A plan to build 550 houses on land in Manthorpe would not have significant effects on the environment, according to the Government.
Developer Larkfleet Homes appealed against a decision by South Kesteven District Council to have an environmental impact assessment (EIA) but the Secretary of State for Communities and Local Government has decided an assessment is not necessary.
Ward councillor Ray Wootten said: “This decision does not change my view that when this application is submitted it will be fought by the residents of Manthorpe Village and Estate and supported by myself and adjacent ward councillors.”
The Secretary of State does not consider that the proposal is likely to have significant effects on the environment for the following reasons:
Its characteristics. The proposal is primarily residential development of approximately 550 dwellings and associated development including a neighbourhood centre, a single form entry Primary School and grounds. It is
limited in size and unlikely to have significant effects in this regard. There would be traffic, noise, emissions and light impacts however, they are not considered to be significant due to the scale of the project.
The location of development in terms of environmental sensitivity of the areas that would be affected. The proposal is not within or adjacent to or close to a ‘sensitive area’ (such as a Site of Special Scientific Interest as set out in Regulation 2 of the 2011 Regulations). The site is within the Grantham Scarps and Valleys character area of the South Kesteven Landscape Character Assessment and the Grade I Belton House and Park are approximately 1.5 km north of the site. However, I do not consider that the proposal would have a significant effect on these ecological or cultural assets. The Environment Agency flood-risk maps indicate that the site is entirely within flood Zone 1. Due to the nature and scale of the proposal it is not considered that it would have a significant effect to warrant the need for an ES.
The characteristics of the potential impact. The proposal would primarily be residential development on previously agricultural land, and its impacts will not be of a magnitude or complexity such as to indicate that there is a likelihood of significant effects.
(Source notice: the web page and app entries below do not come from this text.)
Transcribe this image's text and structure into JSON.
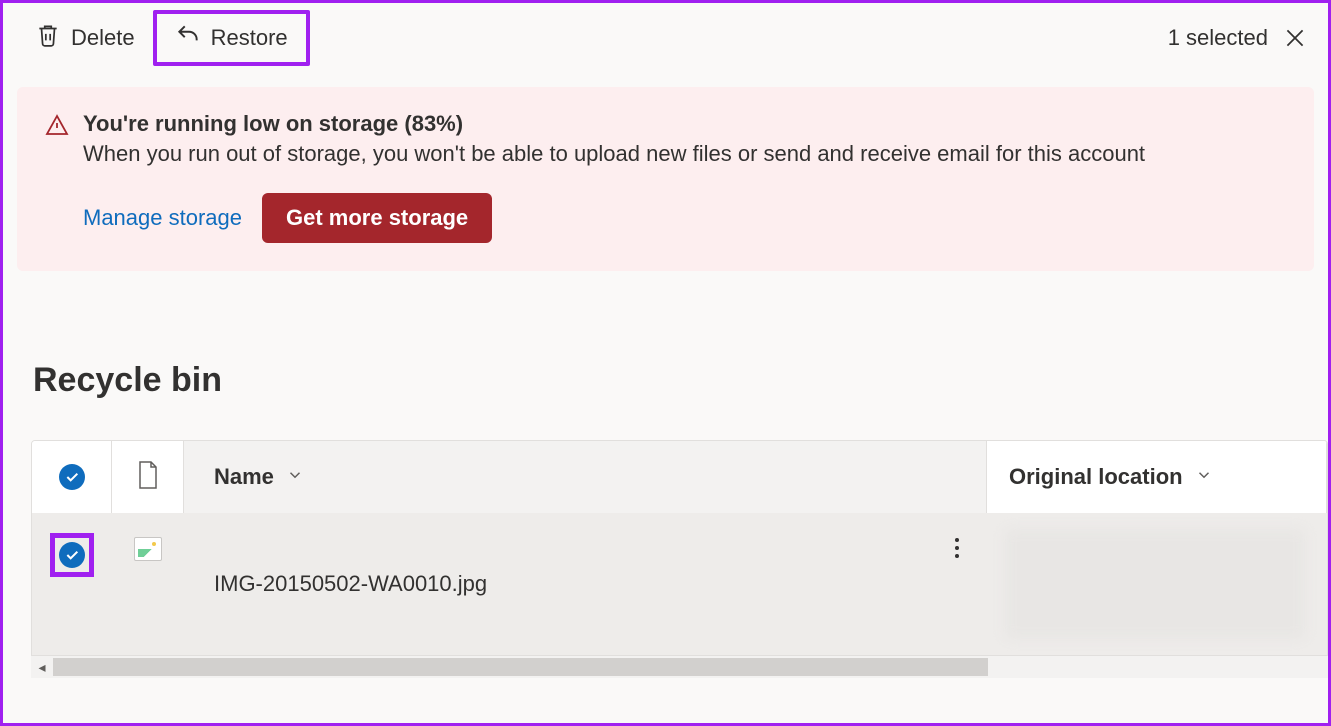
{
  "toolbar": {
    "delete_label": "Delete",
    "restore_label": "Restore",
    "selected_text": "1 selected"
  },
  "banner": {
    "title": "You're running low on storage (83%)",
    "body": "When you run out of storage, you won't be able to upload new files or send and receive email for this account",
    "manage_label": "Manage storage",
    "get_more_label": "Get more storage"
  },
  "page": {
    "title": "Recycle bin"
  },
  "table": {
    "columns": {
      "name": "Name",
      "original_location": "Original location"
    },
    "rows": [
      {
        "filename": "IMG-20150502-WA0010.jpg"
      }
    ]
  }
}
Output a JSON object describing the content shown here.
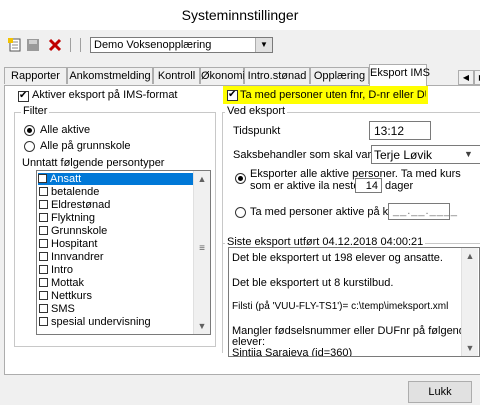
{
  "window": {
    "title": "Systeminnstillinger"
  },
  "toolbar": {
    "school_select": "Demo Voksenopplæring"
  },
  "tabs": [
    {
      "label": "Rapporter"
    },
    {
      "label": "Ankomstmelding"
    },
    {
      "label": "Kontroll"
    },
    {
      "label": "Økonomi"
    },
    {
      "label": "Intro.stønad"
    },
    {
      "label": "Opplæring"
    },
    {
      "label": "Eksport IMS",
      "active": true
    }
  ],
  "left": {
    "activate_label": "Aktiver eksport på IMS-format",
    "activate_checked": true,
    "filter_legend": "Filter",
    "radio_all_active": "Alle aktive",
    "radio_all_grunnskole": "Alle på grunnskole",
    "exclude_label": "Unntatt følgende persontyper",
    "person_types": [
      "Ansatt",
      "betalende",
      "Eldrestønad",
      "Flyktning",
      "Grunnskole",
      "Hospitant",
      "Innvandrer",
      "Intro",
      "Mottak",
      "Nettkurs",
      "SMS",
      "spesial undervisning"
    ],
    "selected_index": 0
  },
  "right": {
    "include_no_id_label": "Ta med personer uten fnr, D-nr eller DUF-nr",
    "include_no_id_checked": true,
    "highlight_color": "#ffff00",
    "export_legend": "Ved eksport",
    "time_label": "Tidspunkt",
    "time_value": "13:12",
    "handler_label": "Saksbehandler som skal varsles",
    "handler_value": "Terje Løvik",
    "radio_export_all_line1": "Eksporter alle aktive personer. Ta med kurs",
    "radio_export_all_line2": "som er aktive ila neste",
    "days_value": "14",
    "days_label": "dager",
    "radio_active_on_course": "Ta med personer aktive på kurs",
    "course_date_placeholder": "__.__.____",
    "last_export_legend": "Siste eksport utført 04.12.2018 04:00:21",
    "log_lines": [
      "Det ble eksportert ut 198 elever og ansatte.",
      "Det ble eksportert ut 8 kurstilbud.",
      "Filsti (på 'VUU-FLY-TS1')= c:\\temp\\imeksport.xml",
      "Mangler fødselsnummer eller DUFnr på følgende",
      "elever:",
      "Sintija Sarajeva (id=360)"
    ]
  },
  "footer": {
    "close_label": "Lukk"
  },
  "colors": {
    "selection": "#0078d7",
    "panel_bg": "#ffffff",
    "window_bg": "#f0f0f0"
  }
}
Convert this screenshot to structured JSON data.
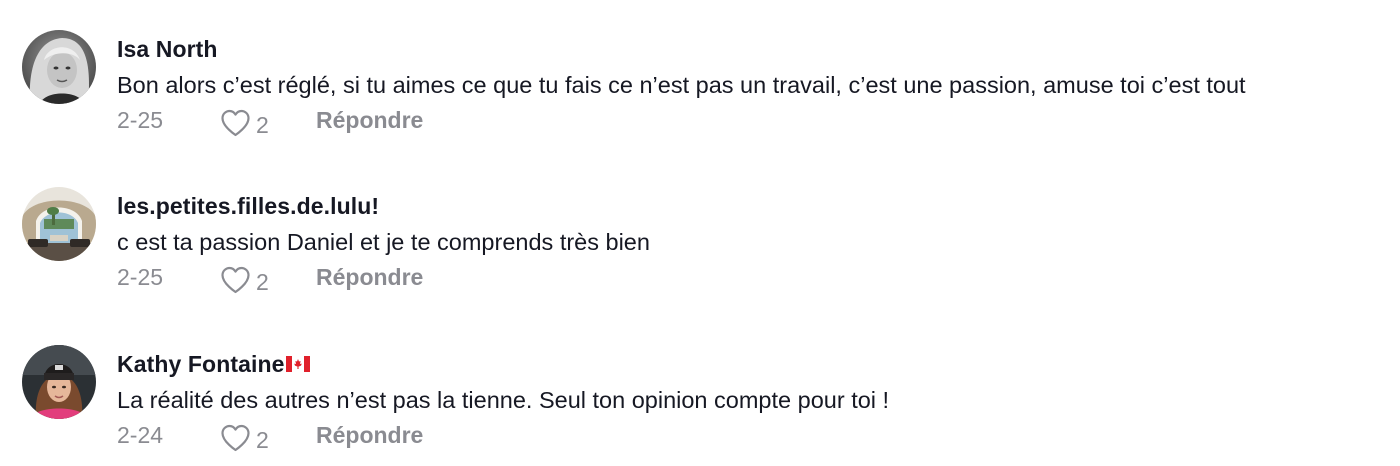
{
  "comments": [
    {
      "username": "Isa North",
      "text": "Bon alors c’est réglé, si tu aimes ce que tu fais ce n’est pas un travail, c’est une passion, amuse toi c’est tout",
      "date": "2-25",
      "likes": "2",
      "reply_label": "Répondre",
      "avatar": "woman-blonde-grayscale-photo"
    },
    {
      "username": "les.petites.filles.de.lulu!",
      "text": "c est ta passion Daniel et je te comprends très bien",
      "date": "2-25",
      "likes": "2",
      "reply_label": "Répondre",
      "avatar": "interior-archway-photo"
    },
    {
      "username": "Kathy Fontaine",
      "flag": "canada-flag",
      "text": "La réalité des autres n’est pas la tienne. Seul ton opinion compte pour toi !",
      "date": "2-24",
      "likes": "2",
      "reply_label": "Répondre",
      "avatar": "woman-beanie-pink-jacket-photo"
    }
  ],
  "colors": {
    "primary_text": "#161823",
    "secondary_text": "#8a8b91",
    "background": "#ffffff"
  }
}
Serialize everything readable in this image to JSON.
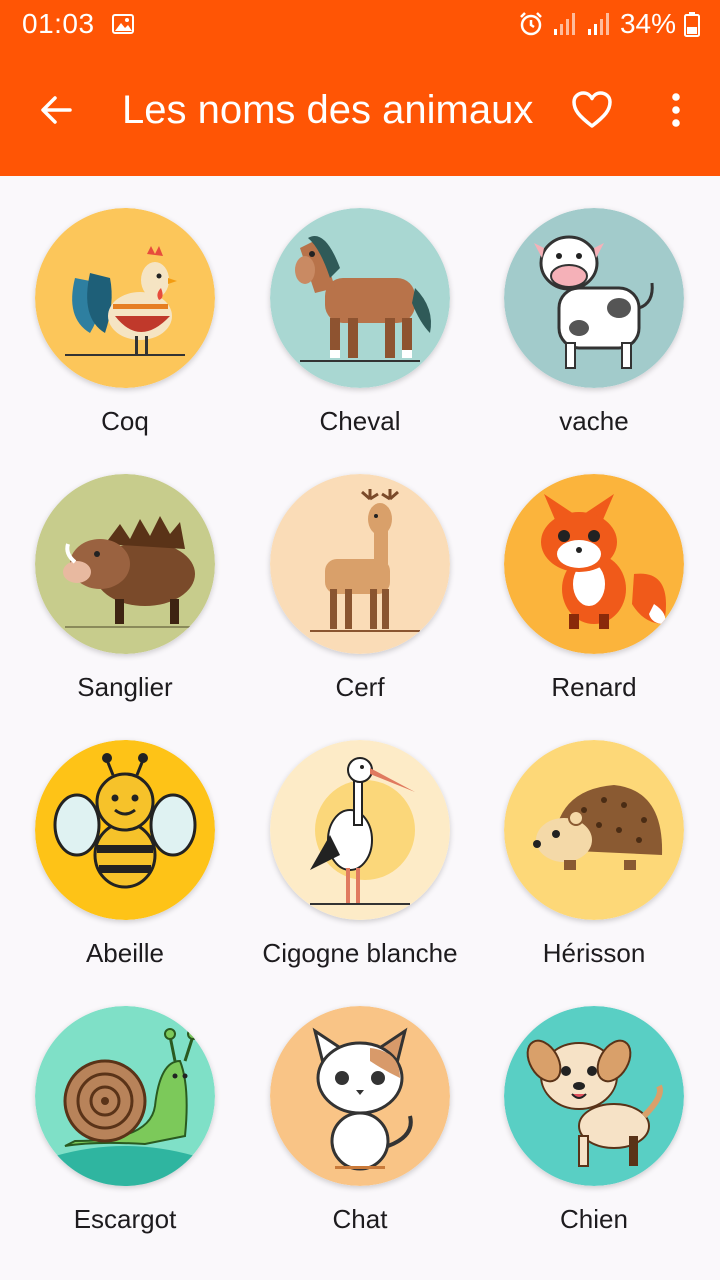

I accept that the development would increase traffic and that an impact on air quality is likely. However the traffic, emissions, noise and light impacts are not considered to be significant. The site does not fall within an Air Quality Management Area (AQMA) but it is noted that there is an AQMA approximately 3km away to the south in Grantham Town Centre. The proposal is not a particularly hazardous or complex form of development.